Al built the tambour-doored media center in the living room (center above). Neil says it includes an entire stereo complex and drawers sized to hold reel-to-reel tapes. Neil points out that his father’s innovation even reached to 2173 Redcliff’s plumbing system, which Neil says is all grouped into one 12′ square area that is easily accessible from the lower level.
A.P. Martin, AIA, apprenticed in the Neutra office before branching off in other directions. 2173 Redcliff was one of his only residential projects.
Martin was the first architect on the house project next door, before John Lautner took over what would become the famous Silvertop residence, for Kenneth Reiner, the ladies hair clip magnate. Reiner, himself, created several clever gadgets and systems for Silvertop. Commissioned in 1956, the iconic home with the cantilevered driveway and concrete dome sold in 2014 to Beats By Dre’s president, Luke Wood, for a jaw dropping $8.55 million. He’s hired bohemian modern architect, Barbara Bestor, for the restoration.
Martin’s most significant architectural credits were on commercial buildings, not single-owner homes. He worked for Adrian Wilson and the firm Daniel, Mann, Johnson and Mendenhall (DMJM). For the first 15 years of his career, he worked as a project architect, and then a project director for DMJM A famed project during this period was the Marina City Club in Marina Del Rey, Neil says. With DMJM he worked on park-avenue like luxury apartment high rises: Barrington Plaza in West Los Angeles, which had been the tallest apartment complex west of Chicago when it opened in 1963; and the Los Feliz Towers, completed in 1966.
100 Wilshire Boulevard was another notable project of Martin’s while he worked with DMJM. Completed in 1971, the landmark of late modern design was originally called Lawrence Welk Plazaafter the famed band leader, Lawrence Welk, who also had a knack for development.
At 2173 Redcliff, it is noted that numerous design features came from the world of commercial architecture. The 2,463-square-foot home features include cork floors, acoustic tile ceilings, and exposed concrete brick. After DMJM, Albert Martin founded his own architectural firm, ArchiSystems International, of which he was president. Over the years, Martin’s commissions included Loews Santa Monica Beach Hotel and the Hyatt Regency in Long Beach.

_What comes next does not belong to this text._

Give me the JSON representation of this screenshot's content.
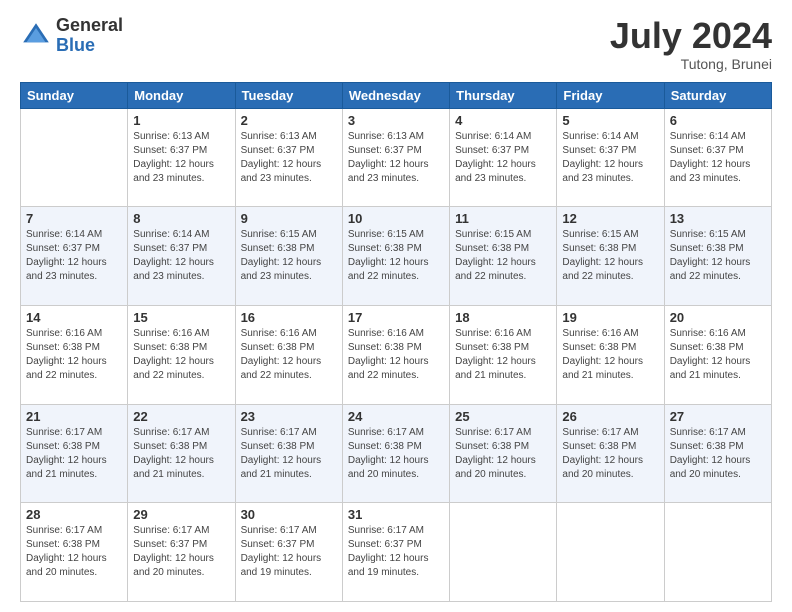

The textures of 2173 Redcliff reflect the thoughtfulness of an artist experiencing her environment. No cliche of cookie cutter modernism, and definitely no white, empty rooms in sight. Visitors are instantly aware of the historical foundation that Gloria and Al created which was born of their artistic vision.

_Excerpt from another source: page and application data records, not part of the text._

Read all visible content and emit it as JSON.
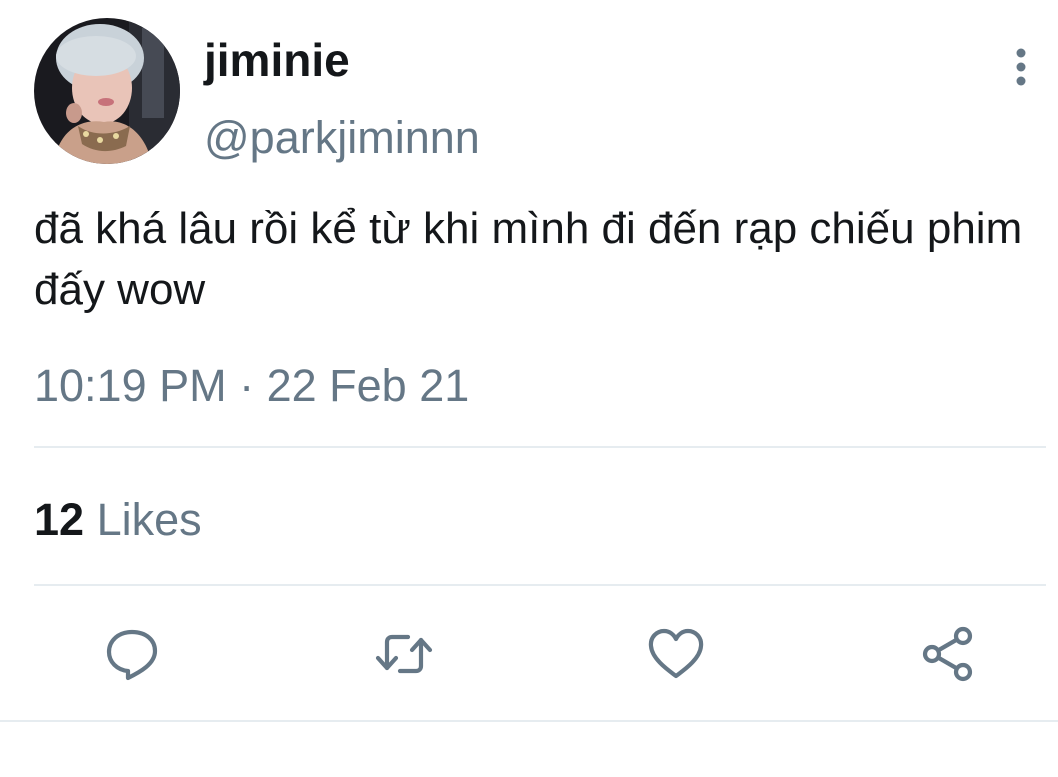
{
  "user": {
    "display_name": "jiminie",
    "handle": "@parkjiminnn"
  },
  "tweet": {
    "text": "đã khá lâu rồi kể từ khi mình đi đến rạp chiếu phim đấy wow",
    "timestamp": "10:19 PM · 22 Feb 21"
  },
  "stats": {
    "likes_count": "12",
    "likes_label": "Likes"
  },
  "actions": {
    "icons": [
      "reply-icon",
      "retweet-icon",
      "like-icon",
      "share-icon"
    ]
  },
  "colors": {
    "primary_text": "#14171a",
    "secondary_text": "#657786",
    "divider": "#e6ecf0"
  }
}
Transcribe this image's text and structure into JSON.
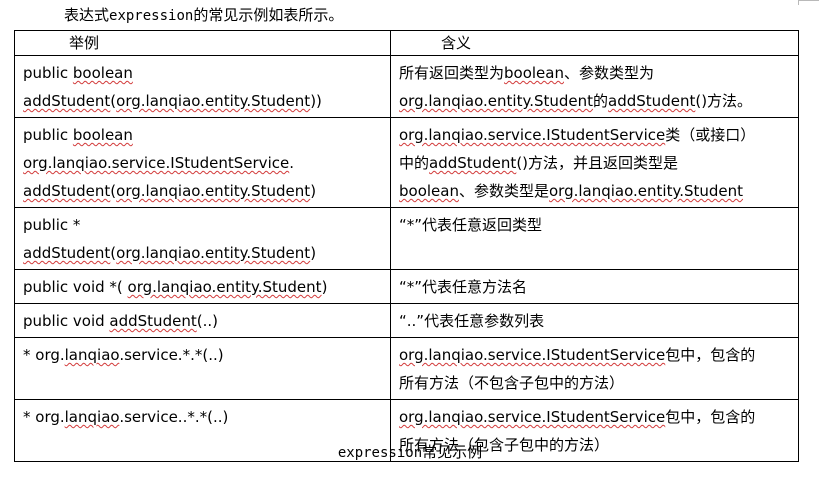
{
  "intro": {
    "prefix": "表达式",
    "code": "expression",
    "suffix": "的常见示例如表所示。"
  },
  "table": {
    "headers": [
      "举例",
      "含义"
    ],
    "rows": [
      {
        "example": [
          "public boolean",
          "addStudent(org.lanqiao.entity.Student))"
        ],
        "meaning": [
          "所有返回类型为boolean、参数类型为",
          "org.lanqiao.entity.Student的addStudent()方法。"
        ]
      },
      {
        "example": [
          "public boolean",
          "org.lanqiao.service.IStudentService.",
          "addStudent(org.lanqiao.entity.Student)"
        ],
        "meaning": [
          "org.lanqiao.service.IStudentService类（或接口）",
          "中的addStudent()方法，并且返回类型是",
          "boolean、参数类型是org.lanqiao.entity.Student"
        ]
      },
      {
        "example": [
          "public *",
          "addStudent(org.lanqiao.entity.Student)"
        ],
        "meaning": [
          "“*”代表任意返回类型"
        ]
      },
      {
        "example": [
          "public void *( org.lanqiao.entity.Student)"
        ],
        "meaning": [
          "“*”代表任意方法名"
        ]
      },
      {
        "example": [
          "public void addStudent(..)"
        ],
        "meaning": [
          "“..”代表任意参数列表"
        ]
      },
      {
        "example": [
          "* org.lanqiao.service.*.*(..)"
        ],
        "meaning": [
          "org.lanqiao.service.IStudentService包中，包含的",
          "所有方法（不包含子包中的方法）"
        ]
      },
      {
        "example": [
          "* org.lanqiao.service..*.*(..)"
        ],
        "meaning": [
          "org.lanqiao.service.IStudentService包中，包含的",
          "所有方法（包含子包中的方法）"
        ]
      }
    ]
  },
  "caption": {
    "code": "expression",
    "text": "常见示例"
  }
}
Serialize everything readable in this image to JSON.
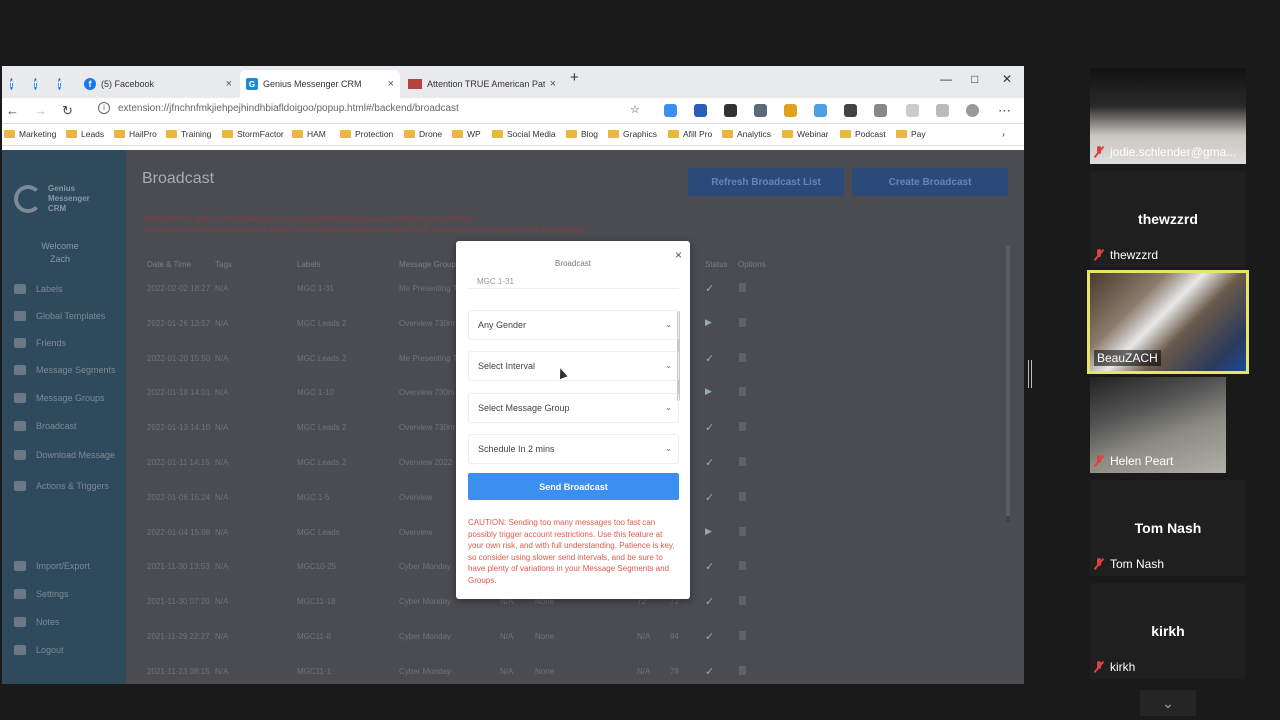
{
  "browser": {
    "tabs": [
      {
        "label": "(5) Facebook"
      },
      {
        "label": "Genius Messenger CRM"
      },
      {
        "label": "Attention TRUE American Patriot"
      }
    ],
    "new_tab": "+",
    "close": "×",
    "url": "extension://jfnchnfmkjiehpejhindhbiafldoigoo/popup.html#/backend/broadcast",
    "bookmarks": [
      "Marketing",
      "Leads",
      "HailPro",
      "Training",
      "StormFactor",
      "HAM",
      "Protection",
      "Drone",
      "WP",
      "Social Media",
      "Blog",
      "Graphics",
      "Afill Pro",
      "Analytics",
      "Webinar",
      "Podcast",
      "Pay"
    ]
  },
  "app": {
    "logo_lines": [
      "Genius",
      "Messenger",
      "CRM"
    ],
    "welcome": "Welcome",
    "user": "Zach",
    "sidebar": [
      {
        "label": "Labels",
        "icon": "tag-icon"
      },
      {
        "label": "Global Templates",
        "icon": "template-icon"
      },
      {
        "label": "Friends",
        "icon": "users-icon"
      },
      {
        "label": "Message Segments",
        "icon": "segments-icon"
      },
      {
        "label": "Message Groups",
        "icon": "groups-icon"
      },
      {
        "label": "Broadcast",
        "icon": "megaphone-icon"
      },
      {
        "label": "Download Message",
        "icon": "download-icon"
      },
      {
        "label": "Actions & Triggers",
        "icon": "bolt-icon"
      },
      {
        "label": "Import/Export",
        "icon": "import-icon"
      },
      {
        "label": "Settings",
        "icon": "gear-icon"
      },
      {
        "label": "Notes",
        "icon": "note-icon"
      },
      {
        "label": "Logout",
        "icon": "power-icon"
      }
    ],
    "page_title": "Broadcast",
    "refresh_button": "Refresh Broadcast List",
    "create_button": "Create Broadcast",
    "notes": [
      "*Note: When it starts a new broadcast, any running broadcasts will pause and the new one will start.",
      "*Only last recent 10 broadcast will be shown here. Broadcast which have status 'done' and are older than 5 days will be auto deleted."
    ],
    "columns": [
      "Date & Time",
      "Tags",
      "Labels",
      "Message Group",
      "Status",
      "Options"
    ],
    "rows": [
      {
        "date": "2022-02-02 18:27",
        "tags": "N/A",
        "label": "MGC 1-31",
        "group": "Me Presenting T",
        "status": "check"
      },
      {
        "date": "2022-01-26 13:57",
        "tags": "N/A",
        "label": "MGC Leads 2",
        "group": "Overview 730m",
        "status": "play"
      },
      {
        "date": "2022-01-20 15:50",
        "tags": "N/A",
        "label": "MGC Leads 2",
        "group": "Me Presenting T",
        "status": "check"
      },
      {
        "date": "2022-01-18 14:01",
        "tags": "N/A",
        "label": "MGC 1-10",
        "group": "Overview 730m",
        "status": "play"
      },
      {
        "date": "2022-01-13 14:10",
        "tags": "N/A",
        "label": "MGC Leads 2",
        "group": "Overview 730m",
        "status": "check"
      },
      {
        "date": "2022-01-11 14:15",
        "tags": "N/A",
        "label": "MGC Leads 2",
        "group": "Overview 2022",
        "status": "check"
      },
      {
        "date": "2022-01-06 15:24",
        "tags": "N/A",
        "label": "MGC 1-5",
        "group": "Overview",
        "status": "check"
      },
      {
        "date": "2022-01-04 15:08",
        "tags": "N/A",
        "label": "MGC Leads",
        "group": "Overview",
        "status": "play"
      },
      {
        "date": "2021-11-30 13:53",
        "tags": "N/A",
        "label": "MGC10-25",
        "group": "Cyber Monday",
        "status": "check"
      },
      {
        "date": "2021-11-30 07:20",
        "tags": "N/A",
        "label": "MGC11-18",
        "group": "Cyber Monday",
        "extra1": "N/A",
        "extra2": "None",
        "n1": "72",
        "n2": "72",
        "status": "check"
      },
      {
        "date": "2021-11-29 22:27",
        "tags": "N/A",
        "label": "MGC11-8",
        "group": "Cyber Monday",
        "extra1": "N/A",
        "extra2": "None",
        "n1": "N/A",
        "n2": "94",
        "status": "check"
      },
      {
        "date": "2021-11-23 08:15",
        "tags": "N/A",
        "label": "MGC11-1",
        "group": "Cyber Monday",
        "extra1": "N/A",
        "extra2": "None",
        "n1": "N/A",
        "n2": "78",
        "status": "check"
      }
    ]
  },
  "modal": {
    "title": "Broadcast",
    "close": "×",
    "partial_select": "MGC 1-31",
    "gender": "Any Gender",
    "interval": "Select Interval",
    "group": "Select Message Group",
    "schedule": "Schedule In 2 mins",
    "send_button": "Send Broadcast",
    "caution": "CAUTION: Sending too many messages too fast can possibly trigger account restrictions. Use this feature at your own risk, and with full understanding. Patience is key, so consider using slower send intervals, and be sure to have plenty of variations in your Message Segments and Groups."
  },
  "participants": [
    {
      "name": "jodie.schlender@gma...",
      "big": "",
      "muted": true
    },
    {
      "name": "thewzzrd",
      "big": "thewzzrd",
      "muted": true
    },
    {
      "name": "BeauZACH",
      "big": "",
      "muted": false
    },
    {
      "name": "Helen Peart",
      "big": "",
      "muted": true
    },
    {
      "name": "Tom Nash",
      "big": "Tom Nash",
      "muted": true
    },
    {
      "name": "kirkh",
      "big": "kirkh",
      "muted": true
    }
  ],
  "colors": {
    "accent": "#3b8ff0",
    "caution": "#e05a4a",
    "active_speaker": "#e5e56a"
  }
}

Gloria chose the tile for the kitchen and bathrooms and did all the tiling work herself –a complementary setting for her enormous collection of ceramics, paintings and digital art which filled the house. Over her lifetime, Gloria worked with a variety of media.
Gloria even made the decorative tiles for 2173 Redcliff’s interior and exterior. At one point, Neil says, there was a kiln in the garage. Millions of people over a span of 17 years would have seen Gloria Martin’s carved heads and other works displayed in the Pasadena Rose Bowl Parades. In later years, she worked on the computer to create digital art. As a teacher Gloria taught sculpture to the blind at the Braille Institute right up until her death at age 85.
There is a lingering cool nonchalance that permeates the streets of Silver Lake. Young Hollywood is comforted that they can walk into local restaurants and cafes, vintage clothing shops, and yoga studios, without worrying about the fanfare. Many are drawn to Silver Lake and the simple, yet expressive spirited designs of the 20th century architects. A host of celebrities such as Ryan Gosling, Rachel McAdams, Anaïs Nin, Joseph Gordon-Levitt, and Christina Ricci love the bohemian-chic neighborhood and the mid-century homes that are perched on its winding streets and hills.